It has more to do with Chinese opera and acrobatics than martial arts. There are violent moments—for example, when Jade Fox throws that disc like a Frisbee to cut into the man’s head. But I was more interested in getting a creepy atmosphere, as when Jen, this young, good-looking girl, takes Li’s sword, so that he, the master, has to chase the student.
The sexual tension between them is jarring.
Yes. The showdown in the bamboo forest is full of sexual tension. It’s a violation of the rules of the genre—a different kind of violence. What do you think this sword that the two women are chasing stands for? [laughs] It’s pretty obvious. When Jen steals the sword, Shu Lien chases after it because Li promised her he’d retire as a warrior, which means they could marry.
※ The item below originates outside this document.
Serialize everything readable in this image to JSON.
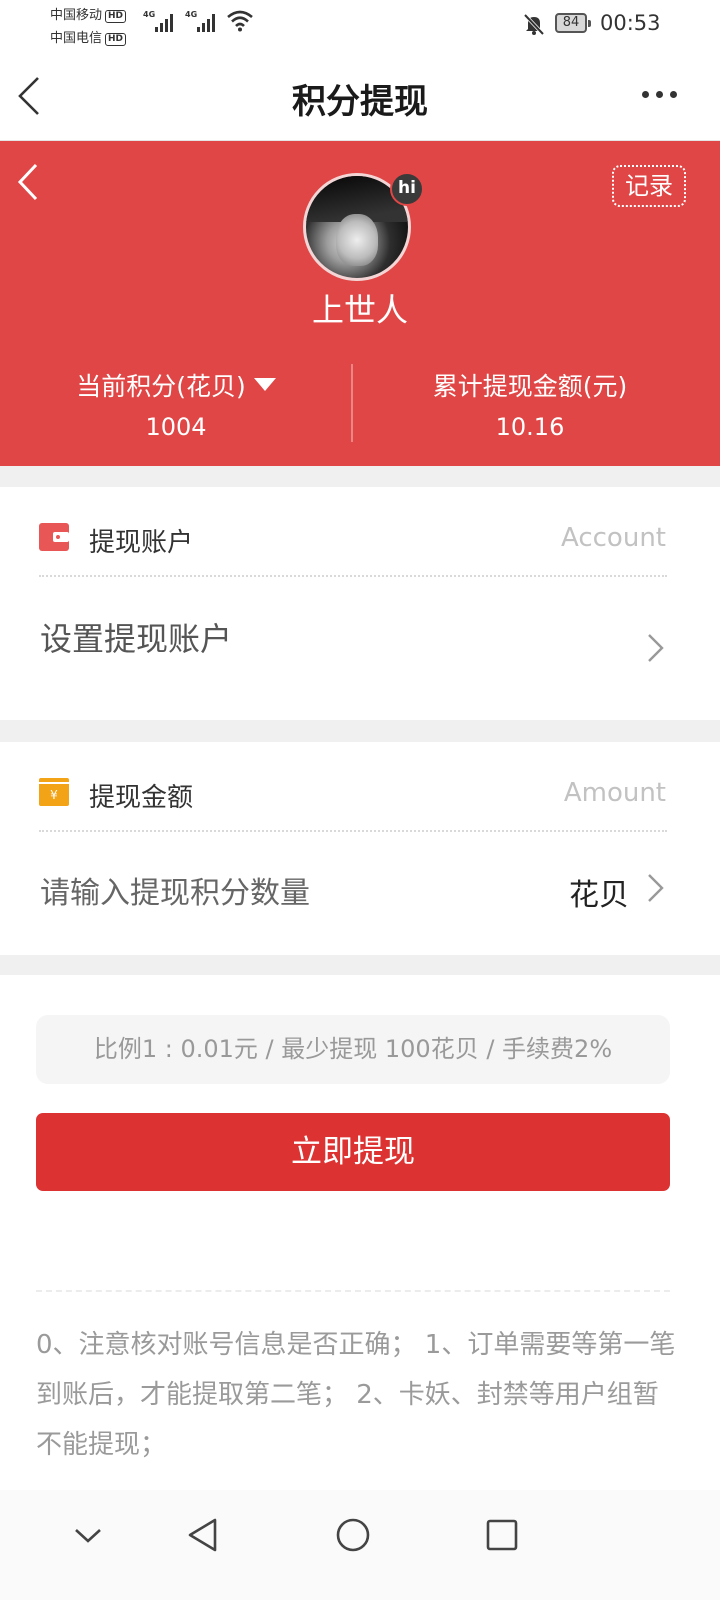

The Chinese are not good at verbalizing emotions, so as a filmmaker you have to use objects and metaphors to get them across.
Shu Lien and Li are role models. Their sense of justice begins with their power, which they have attained by sacrificing their passion, desire and youth. They envy Jen’s youth, which is why they seize her and try to tame her, but she can never be tamed. She’s a mystery they can’t figure out.
The romantic idyll in the desert between Jen and Lo is like something from a David Lean film or Duel in the Sun .
When I decided to do the movie, the first question I asked myself was, “Do I want to do the flashback?” For forty years, it’s been unfashionable to do it in one big chunk like that. But I was making a martial arts film, and by nature B movies and pulp fiction are meant to be public entertainment, so I decided it was an opportunity for some broad strokes—if The Ice Storm was Cubism, this film is collage. I wanted to find a landscape with a lot of red elements for the first part of the sequence, to contrast with the latter part, which has a lot of green. I found the red dirt I wanted in the Gobi Desert, and for the green we went to Southern China where there’s a lot of water and white clouds.
When Jen beats up all the guys in the tavern is that a nod to saloon fights in Westerns?
It’s a tradition from both Westerns and martial-arts films. The Chinese tavern is a good stage for a fight with tables, dishes, and chairs to smash up. So I used that cliché by having Jen storming in like the Tasmanian devil and demolishing everything, including all these mediocre guys.
Where does she fly to at the end?
I don’t want to answer that. I think it’s an image of liberation. To infinity, maybe.
Did you answer all the questions you asked yourself when you made the movie?
No. I think I went through some experience with the Taoist spirit, which tells you life is an enigma. I think I’m dealing with my midlife issues through my films. I try to grasp something with each experience, and sometimes succeed, sometimes fail. It’s more about expressing yourself than about finding answers.
Interview, December 2000